[Opening DATA RECORDS section]
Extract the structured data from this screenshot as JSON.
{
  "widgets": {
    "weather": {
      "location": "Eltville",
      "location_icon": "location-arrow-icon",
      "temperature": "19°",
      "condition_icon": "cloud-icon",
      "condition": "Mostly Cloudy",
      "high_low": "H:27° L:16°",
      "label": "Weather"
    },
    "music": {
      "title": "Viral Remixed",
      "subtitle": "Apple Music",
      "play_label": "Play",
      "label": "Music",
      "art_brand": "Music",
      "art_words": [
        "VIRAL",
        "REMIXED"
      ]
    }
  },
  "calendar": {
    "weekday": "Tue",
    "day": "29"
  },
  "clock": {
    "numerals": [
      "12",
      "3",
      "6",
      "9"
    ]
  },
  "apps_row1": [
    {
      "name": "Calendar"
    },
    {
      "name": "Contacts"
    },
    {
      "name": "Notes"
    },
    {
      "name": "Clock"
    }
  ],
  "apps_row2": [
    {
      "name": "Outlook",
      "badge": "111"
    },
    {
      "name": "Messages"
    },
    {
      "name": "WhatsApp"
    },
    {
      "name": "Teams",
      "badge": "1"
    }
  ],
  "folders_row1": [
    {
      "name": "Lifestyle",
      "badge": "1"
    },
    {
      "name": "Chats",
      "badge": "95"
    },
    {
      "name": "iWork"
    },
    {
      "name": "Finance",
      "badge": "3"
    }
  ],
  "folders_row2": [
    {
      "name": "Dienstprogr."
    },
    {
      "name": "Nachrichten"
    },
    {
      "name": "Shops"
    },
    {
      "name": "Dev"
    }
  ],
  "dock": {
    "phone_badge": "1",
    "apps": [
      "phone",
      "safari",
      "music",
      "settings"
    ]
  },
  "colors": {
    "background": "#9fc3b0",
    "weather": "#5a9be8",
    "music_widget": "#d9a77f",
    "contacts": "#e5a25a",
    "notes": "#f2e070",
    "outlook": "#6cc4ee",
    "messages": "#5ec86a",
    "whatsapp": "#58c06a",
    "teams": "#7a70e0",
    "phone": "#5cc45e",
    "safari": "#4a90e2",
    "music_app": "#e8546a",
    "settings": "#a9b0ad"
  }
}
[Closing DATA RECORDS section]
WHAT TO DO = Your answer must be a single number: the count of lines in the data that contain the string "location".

RESPONSE TO THIS EXERCISE = 2